TASK DIRECTIONS → Which lines of the data below hold "icon"? Copy each of them.

RECORDS SHOWN →
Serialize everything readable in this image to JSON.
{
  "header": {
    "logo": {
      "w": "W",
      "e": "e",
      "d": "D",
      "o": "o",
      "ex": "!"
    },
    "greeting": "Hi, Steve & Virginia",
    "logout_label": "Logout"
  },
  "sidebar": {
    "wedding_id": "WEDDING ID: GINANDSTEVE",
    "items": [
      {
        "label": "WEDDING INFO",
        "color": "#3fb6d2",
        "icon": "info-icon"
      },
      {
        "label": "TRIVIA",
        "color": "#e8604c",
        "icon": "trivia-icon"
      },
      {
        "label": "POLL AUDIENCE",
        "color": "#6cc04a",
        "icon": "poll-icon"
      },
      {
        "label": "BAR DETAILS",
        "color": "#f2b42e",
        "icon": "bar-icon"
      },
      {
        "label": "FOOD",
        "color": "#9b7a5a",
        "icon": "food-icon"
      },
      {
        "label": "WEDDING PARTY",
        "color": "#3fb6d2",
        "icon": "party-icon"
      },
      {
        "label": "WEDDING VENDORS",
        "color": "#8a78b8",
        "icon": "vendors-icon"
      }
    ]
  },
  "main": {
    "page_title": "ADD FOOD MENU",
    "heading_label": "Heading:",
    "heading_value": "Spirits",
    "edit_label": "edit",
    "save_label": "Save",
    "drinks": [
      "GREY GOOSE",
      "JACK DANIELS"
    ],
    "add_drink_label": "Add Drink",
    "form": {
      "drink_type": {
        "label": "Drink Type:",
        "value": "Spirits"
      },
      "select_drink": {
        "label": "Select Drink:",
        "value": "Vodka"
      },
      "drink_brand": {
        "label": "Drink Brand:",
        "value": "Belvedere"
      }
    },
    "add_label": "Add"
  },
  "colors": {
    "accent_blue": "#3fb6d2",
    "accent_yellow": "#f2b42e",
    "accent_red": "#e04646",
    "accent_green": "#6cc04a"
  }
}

YOUR SOLUTION →
        "icon": "info-icon"
        "icon": "trivia-icon"
        "icon": "poll-icon"
        "icon": "bar-icon"
        "icon": "food-icon"
        "icon": "party-icon"
        "icon": "vendors-icon"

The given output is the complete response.